> _What to do_:
Filter the lines below, copying only those with the string "data".

> _Extracted entries_:
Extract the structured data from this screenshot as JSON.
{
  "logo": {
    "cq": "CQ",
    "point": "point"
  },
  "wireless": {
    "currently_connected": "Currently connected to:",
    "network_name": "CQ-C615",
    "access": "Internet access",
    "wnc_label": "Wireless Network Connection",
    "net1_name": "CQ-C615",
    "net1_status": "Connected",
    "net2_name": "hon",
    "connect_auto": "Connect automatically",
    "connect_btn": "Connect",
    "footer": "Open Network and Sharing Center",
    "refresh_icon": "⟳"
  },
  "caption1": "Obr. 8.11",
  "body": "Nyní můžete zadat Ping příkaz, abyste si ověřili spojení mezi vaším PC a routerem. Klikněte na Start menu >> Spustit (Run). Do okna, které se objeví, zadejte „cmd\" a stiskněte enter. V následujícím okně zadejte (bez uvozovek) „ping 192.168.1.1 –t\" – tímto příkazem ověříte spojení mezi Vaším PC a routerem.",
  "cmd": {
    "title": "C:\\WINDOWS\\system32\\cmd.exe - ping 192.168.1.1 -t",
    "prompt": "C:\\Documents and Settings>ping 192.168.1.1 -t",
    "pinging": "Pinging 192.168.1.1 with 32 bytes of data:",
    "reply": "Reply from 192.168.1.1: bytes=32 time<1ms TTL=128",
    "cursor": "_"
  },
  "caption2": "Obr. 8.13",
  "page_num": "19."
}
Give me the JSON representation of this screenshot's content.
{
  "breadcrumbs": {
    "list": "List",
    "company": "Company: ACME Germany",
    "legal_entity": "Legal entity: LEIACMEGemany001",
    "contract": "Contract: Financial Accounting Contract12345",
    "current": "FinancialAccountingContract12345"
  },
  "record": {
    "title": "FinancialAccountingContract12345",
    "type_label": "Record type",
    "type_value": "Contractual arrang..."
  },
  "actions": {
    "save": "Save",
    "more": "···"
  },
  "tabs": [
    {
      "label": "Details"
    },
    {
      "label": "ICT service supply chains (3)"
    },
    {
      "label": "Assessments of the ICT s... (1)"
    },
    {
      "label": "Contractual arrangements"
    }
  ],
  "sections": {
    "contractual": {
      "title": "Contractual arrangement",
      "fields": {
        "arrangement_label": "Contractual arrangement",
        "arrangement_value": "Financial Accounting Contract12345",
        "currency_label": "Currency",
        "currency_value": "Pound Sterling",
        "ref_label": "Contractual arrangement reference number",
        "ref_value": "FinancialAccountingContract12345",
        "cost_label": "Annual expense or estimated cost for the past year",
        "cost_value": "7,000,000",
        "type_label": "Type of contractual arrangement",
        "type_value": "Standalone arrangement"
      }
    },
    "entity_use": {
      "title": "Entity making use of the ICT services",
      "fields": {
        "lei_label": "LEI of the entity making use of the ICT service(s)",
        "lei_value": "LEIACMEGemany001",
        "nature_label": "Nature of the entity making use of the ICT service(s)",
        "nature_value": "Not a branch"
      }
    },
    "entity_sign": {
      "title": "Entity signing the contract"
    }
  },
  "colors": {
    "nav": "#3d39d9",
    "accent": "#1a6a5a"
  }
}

> _Exercise response_:
Extract the structured data from this screenshot as JSON.
    "pinging": "Pinging 192.168.1.1 with 32 bytes of data:",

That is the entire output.